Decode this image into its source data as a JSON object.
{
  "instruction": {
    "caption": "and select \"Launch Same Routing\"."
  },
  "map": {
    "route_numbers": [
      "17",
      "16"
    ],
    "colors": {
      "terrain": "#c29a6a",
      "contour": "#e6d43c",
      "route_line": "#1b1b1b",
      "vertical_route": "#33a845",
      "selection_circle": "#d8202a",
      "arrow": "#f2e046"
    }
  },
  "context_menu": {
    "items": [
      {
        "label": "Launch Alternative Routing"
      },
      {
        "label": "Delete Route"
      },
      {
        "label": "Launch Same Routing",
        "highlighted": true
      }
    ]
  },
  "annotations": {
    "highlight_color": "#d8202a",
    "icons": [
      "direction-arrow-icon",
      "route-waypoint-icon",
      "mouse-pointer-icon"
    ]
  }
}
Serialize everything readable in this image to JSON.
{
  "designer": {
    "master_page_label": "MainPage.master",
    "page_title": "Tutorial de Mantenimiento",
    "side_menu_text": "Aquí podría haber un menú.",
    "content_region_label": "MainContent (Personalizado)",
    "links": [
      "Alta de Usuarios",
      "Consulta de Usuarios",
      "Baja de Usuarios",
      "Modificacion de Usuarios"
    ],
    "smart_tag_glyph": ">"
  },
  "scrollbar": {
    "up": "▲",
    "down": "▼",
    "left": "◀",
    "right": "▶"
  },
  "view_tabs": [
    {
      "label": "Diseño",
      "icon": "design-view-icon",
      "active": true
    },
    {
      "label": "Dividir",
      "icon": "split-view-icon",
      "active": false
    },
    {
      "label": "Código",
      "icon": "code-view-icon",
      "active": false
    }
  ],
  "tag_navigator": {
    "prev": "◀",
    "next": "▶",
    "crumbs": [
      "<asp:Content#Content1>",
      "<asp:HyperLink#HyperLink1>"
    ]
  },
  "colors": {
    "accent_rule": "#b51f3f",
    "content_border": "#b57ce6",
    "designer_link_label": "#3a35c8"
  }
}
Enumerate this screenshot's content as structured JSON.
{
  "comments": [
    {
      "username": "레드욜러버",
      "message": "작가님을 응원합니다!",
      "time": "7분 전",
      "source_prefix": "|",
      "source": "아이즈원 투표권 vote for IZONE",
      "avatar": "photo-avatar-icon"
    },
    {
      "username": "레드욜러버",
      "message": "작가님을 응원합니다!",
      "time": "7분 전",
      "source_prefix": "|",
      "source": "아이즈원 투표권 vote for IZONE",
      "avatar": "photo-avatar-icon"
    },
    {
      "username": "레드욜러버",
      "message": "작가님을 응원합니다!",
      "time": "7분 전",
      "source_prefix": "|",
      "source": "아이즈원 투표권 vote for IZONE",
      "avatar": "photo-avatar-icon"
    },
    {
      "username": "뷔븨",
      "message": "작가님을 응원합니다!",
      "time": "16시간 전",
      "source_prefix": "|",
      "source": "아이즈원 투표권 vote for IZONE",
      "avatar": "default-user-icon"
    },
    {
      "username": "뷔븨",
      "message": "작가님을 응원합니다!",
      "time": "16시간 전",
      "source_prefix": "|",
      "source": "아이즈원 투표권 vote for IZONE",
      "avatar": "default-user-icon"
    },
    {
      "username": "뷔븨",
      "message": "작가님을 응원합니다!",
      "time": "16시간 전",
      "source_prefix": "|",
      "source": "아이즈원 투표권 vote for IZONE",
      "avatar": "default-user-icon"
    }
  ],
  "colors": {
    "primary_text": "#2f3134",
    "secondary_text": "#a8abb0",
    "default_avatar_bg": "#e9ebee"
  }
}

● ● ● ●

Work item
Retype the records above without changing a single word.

Response area
Decode this image into its source data as a JSON object.
{
  "instruction": {
    "caption": "and select \"Launch Same Routing\"."
  },
  "map": {
    "route_numbers": [
      "17",
      "16"
    ],
    "colors": {
      "terrain": "#c29a6a",
      "contour": "#e6d43c",
      "route_line": "#1b1b1b",
      "vertical_route": "#33a845",
      "selection_circle": "#d8202a",
      "arrow": "#f2e046"
    }
  },
  "context_menu": {
    "items": [
      {
        "label": "Launch Alternative Routing"
      },
      {
        "label": "Delete Route"
      },
      {
        "label": "Launch Same Routing",
        "highlighted": true
      }
    ]
  },
  "annotations": {
    "highlight_color": "#d8202a",
    "icons": [
      "direction-arrow-icon",
      "route-waypoint-icon",
      "mouse-pointer-icon"
    ]
  }
}
Serialize everything readable in this image to JSON.
{
  "designer": {
    "master_page_label": "MainPage.master",
    "page_title": "Tutorial de Mantenimiento",
    "side_menu_text": "Aquí podría haber un menú.",
    "content_region_label": "MainContent (Personalizado)",
    "links": [
      "Alta de Usuarios",
      "Consulta de Usuarios",
      "Baja de Usuarios",
      "Modificacion de Usuarios"
    ],
    "smart_tag_glyph": ">"
  },
  "scrollbar": {
    "up": "▲",
    "down": "▼",
    "left": "◀",
    "right": "▶"
  },
  "view_tabs": [
    {
      "label": "Diseño",
      "icon": "design-view-icon",
      "active": true
    },
    {
      "label": "Dividir",
      "icon": "split-view-icon",
      "active": false
    },
    {
      "label": "Código",
      "icon": "code-view-icon",
      "active": false
    }
  ],
  "tag_navigator": {
    "prev": "◀",
    "next": "▶",
    "crumbs": [
      "<asp:Content#Content1>",
      "<asp:HyperLink#HyperLink1>"
    ]
  },
  "colors": {
    "accent_rule": "#b51f3f",
    "content_border": "#b57ce6",
    "designer_link_label": "#3a35c8"
  }
}
Enumerate this screenshot's content as structured JSON.
{
  "comments": [
    {
      "username": "레드욜러버",
      "message": "작가님을 응원합니다!",
      "time": "7분 전",
      "source_prefix": "|",
      "source": "아이즈원 투표권 vote for IZONE",
      "avatar": "photo-avatar-icon"
    },
    {
      "username": "레드욜러버",
      "message": "작가님을 응원합니다!",
      "time": "7분 전",
      "source_prefix": "|",
      "source": "아이즈원 투표권 vote for IZONE",
      "avatar": "photo-avatar-icon"
    },
    {
      "username": "레드욜러버",
      "message": "작가님을 응원합니다!",
      "time": "7분 전",
      "source_prefix": "|",
      "source": "아이즈원 투표권 vote for IZONE",
      "avatar": "photo-avatar-icon"
    },
    {
      "username": "뷔븨",
      "message": "작가님을 응원합니다!",
      "time": "16시간 전",
      "source_prefix": "|",
      "source": "아이즈원 투표권 vote for IZONE",
      "avatar": "default-user-icon"
    },
    {
      "username": "뷔븨",
      "message": "작가님을 응원합니다!",
      "time": "16시간 전",
      "source_prefix": "|",
      "source": "아이즈원 투표권 vote for IZONE",
      "avatar": "default-user-icon"
    },
    {
      "username": "뷔븨",
      "message": "작가님을 응원합니다!",
      "time": "16시간 전",
      "source_prefix": "|",
      "source": "아이즈원 투표권 vote for IZONE",
      "avatar": "default-user-icon"
    }
  ],
  "colors": {
    "primary_text": "#2f3134",
    "secondary_text": "#a8abb0",
    "default_avatar_bg": "#e9ebee"
  }
}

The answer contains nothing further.